These are the main three issues that mar an otherwise very well-considered set of interfaces and technologies.

Final Grade A (12 of 12), Blockbuster.

It’s rare that a film’s interfaces get a full blockbuster rating on this site. The only other one at the time of publication is The Fifth Element. And while I take pains to rate the interfaces as distinct from the movie, I’m pleased when such a brilliant (yet, ironically, dark) film includes brilliant interfaces as well.

Report Card: The Fifth Element


In full disclosure, The Fifth Element may be one of my favorite sci-fi films of all time. So I had to be extra vigilant about the reviews so as not to come off as a fanboy. Even with all that due diligence, Besson’s movie fared really well on a close examination of its interfaces.

Sci: A- (4 of 4)
How believable are the interfaces?

I’m giving the Ultimate Weapon a giant pass, since it’s the MacGuffin and more mystical than scientific. Other than that, there’s only three bits that really made me roll my eyes.

  1. The sleep regulator
  2. The nucleolab
  3. The Eeepholes.

That’s so few—out of dozens and dozens of interfaces—that it makes for a very believable technological universe in which the story can play out.

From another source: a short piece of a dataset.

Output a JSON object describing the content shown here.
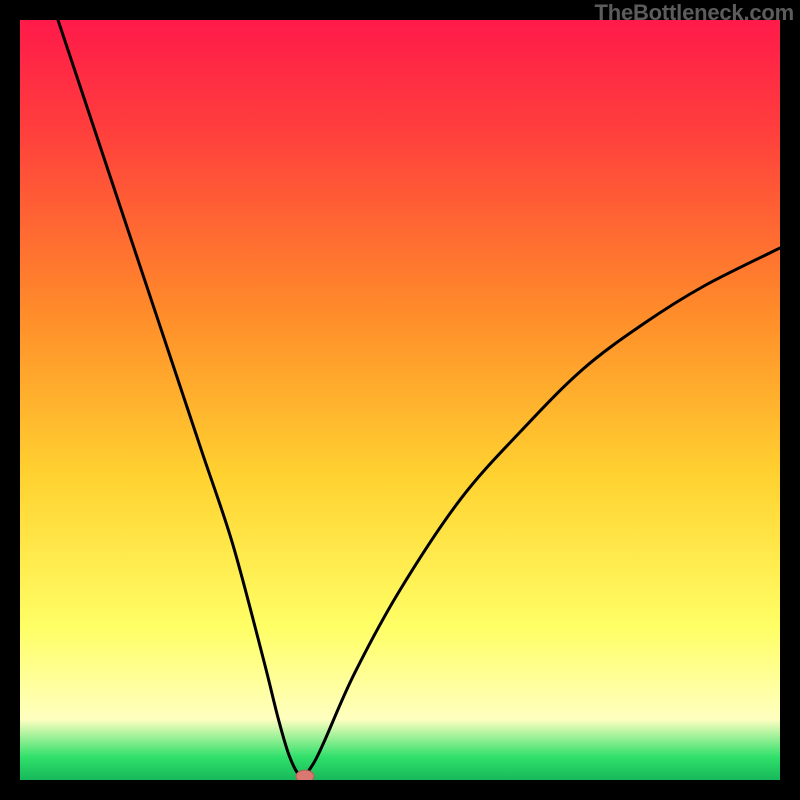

Fi: A (4 of 4)

How well do the interfaces inform the narrative of the story?

The technology brilliantly brings this world to life. Korben’s taxi and apartment interfaces (the cigarette dispenser, the nanny state slideaway bed, the pneumatic mail by which he’s fired) help us understand the dire circumstances in which he begins the story. The police interfaces (lockdown tools, compliance circles, on-car displays) tell of a police state that has gone off the deep end. Zorg’s little vacuum robots, weapons, and bombs, tell of a corporatist who’s lost his soul.

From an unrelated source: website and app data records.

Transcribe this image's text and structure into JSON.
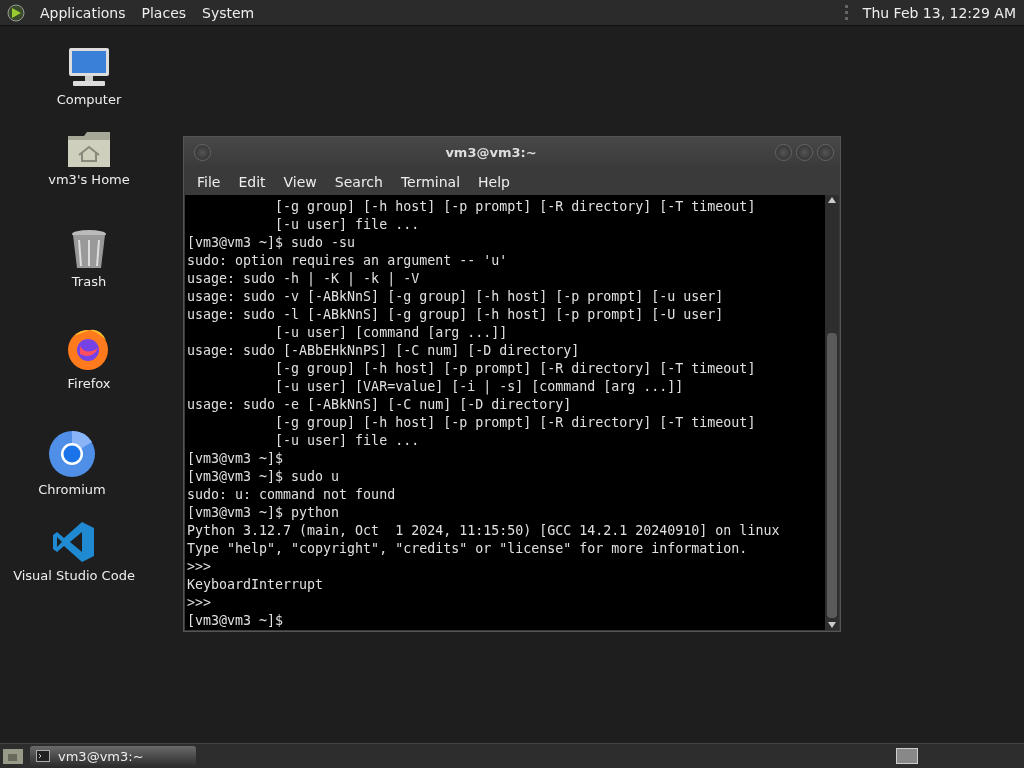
{
  "top_panel": {
    "menus": [
      "Applications",
      "Places",
      "System"
    ],
    "clock": "Thu Feb 13, 12:29 AM"
  },
  "desktop_icons": [
    {
      "kind": "computer",
      "label": "Computer"
    },
    {
      "kind": "home",
      "label": "vm3's Home"
    },
    {
      "kind": "trash",
      "label": "Trash"
    },
    {
      "kind": "firefox",
      "label": "Firefox"
    },
    {
      "kind": "chromium",
      "label": "Chromium"
    },
    {
      "kind": "vscode",
      "label": "Visual Studio Code"
    }
  ],
  "terminal": {
    "title": "vm3@vm3:~",
    "menu": [
      "File",
      "Edit",
      "View",
      "Search",
      "Terminal",
      "Help"
    ],
    "lines": [
      "           [-g group] [-h host] [-p prompt] [-R directory] [-T timeout]",
      "           [-u user] file ...",
      "[vm3@vm3 ~]$ sudo -su",
      "sudo: option requires an argument -- 'u'",
      "usage: sudo -h | -K | -k | -V",
      "usage: sudo -v [-ABkNnS] [-g group] [-h host] [-p prompt] [-u user]",
      "usage: sudo -l [-ABkNnS] [-g group] [-h host] [-p prompt] [-U user]",
      "           [-u user] [command [arg ...]]",
      "usage: sudo [-ABbEHkNnPS] [-C num] [-D directory]",
      "           [-g group] [-h host] [-p prompt] [-R directory] [-T timeout]",
      "           [-u user] [VAR=value] [-i | -s] [command [arg ...]]",
      "usage: sudo -e [-ABkNnS] [-C num] [-D directory]",
      "           [-g group] [-h host] [-p prompt] [-R directory] [-T timeout]",
      "           [-u user] file ...",
      "[vm3@vm3 ~]$",
      "[vm3@vm3 ~]$ sudo u",
      "sudo: u: command not found",
      "[vm3@vm3 ~]$ python",
      "Python 3.12.7 (main, Oct  1 2024, 11:15:50) [GCC 14.2.1 20240910] on linux",
      "Type \"help\", \"copyright\", \"credits\" or \"license\" for more information.",
      ">>>",
      "KeyboardInterrupt",
      ">>>",
      "[vm3@vm3 ~]$"
    ]
  },
  "taskbar": {
    "tasks": [
      {
        "label": "vm3@vm3:~",
        "selected": true
      }
    ]
  }
}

Interfaces: A (4 of 4)
How well do the interfaces equip the characters to achieve their goals?

Again, brilliantly. There are some missteps: The roach cam might have triggered less of a disgust reaction. Rhod’s rod might have been a little more performative. The police lights kind of work against their intentions. Whoever designed those evacuation beacons needs to be jailed for gross negligence. And the 5E-opedia could have been actually encyclopedic rather than random.

But there’s so much awesomeness to balance it out. The makeup tech fits fashionistas. The military communications fits soliders. The second bomb fits Mangalores. And of course the Ultimate Weapon fits multiple races across eons with its brilliant affordances and constraints.

For the sheer number of interfaces and the thought given to the aesthetic and interaction details, I’m proud that The Fifth Element has scored top marks, and just squeaked past another favorite, The Cabin in the Woods, for the top spot on the site so far. Here’s hoping more movies and television shows bring to life such a well-designed, personal vision of speculative technology, and grand adventures taking place amongst it.

Final Grade A (12 of 12), BLOCKBUSTER

Related lessons from the book

  • Lots of these interfaces could use a dose of lower case (Otherwise, AVOID ALL CAPS, page 34) but help confirm that Sans-Serif is the Typeface of the Future (page 37).
  • Korben’s alarm clock Uses Sound for Urgent Attention (page 208).
  • Korben’s taxi might have avoided pissing him off, Zorg’s desk might have saved its owner from a cherry, and Ruby’s staff might have allowed him to perform his playbacks had each Handled Emotional Inputs (page 214)
  • The multipass should have Required multifactor authentication (page 118)
  • The 5E-opedia could have Added Meaning to Information Through Organization (page 239) rather than use an alphabetical list.

New lessons

  • The military headsets remind us to Signal Dual-Presence, and additionally to Avoid Pushing into Wearables.
  • Korben’s alarm clock reminds us that Pain is an (Anti-)Affordance.
  • The Modoshawan flight controls want us to Map the Inputs to the Outputs.
  • The Mondoshawan un-disguising taught us to Use the Available Body Part in designing gestures.
  • The yellow circle compliance technique implies that we should Make Crisis Instructions Simple, Simple, Simple.
  • The terrible police chest lights should get agentive and Adjust Like a Good Valet.
  • The Ultimate Weapon reminds us to Keep Objects Orientationless if at all possible.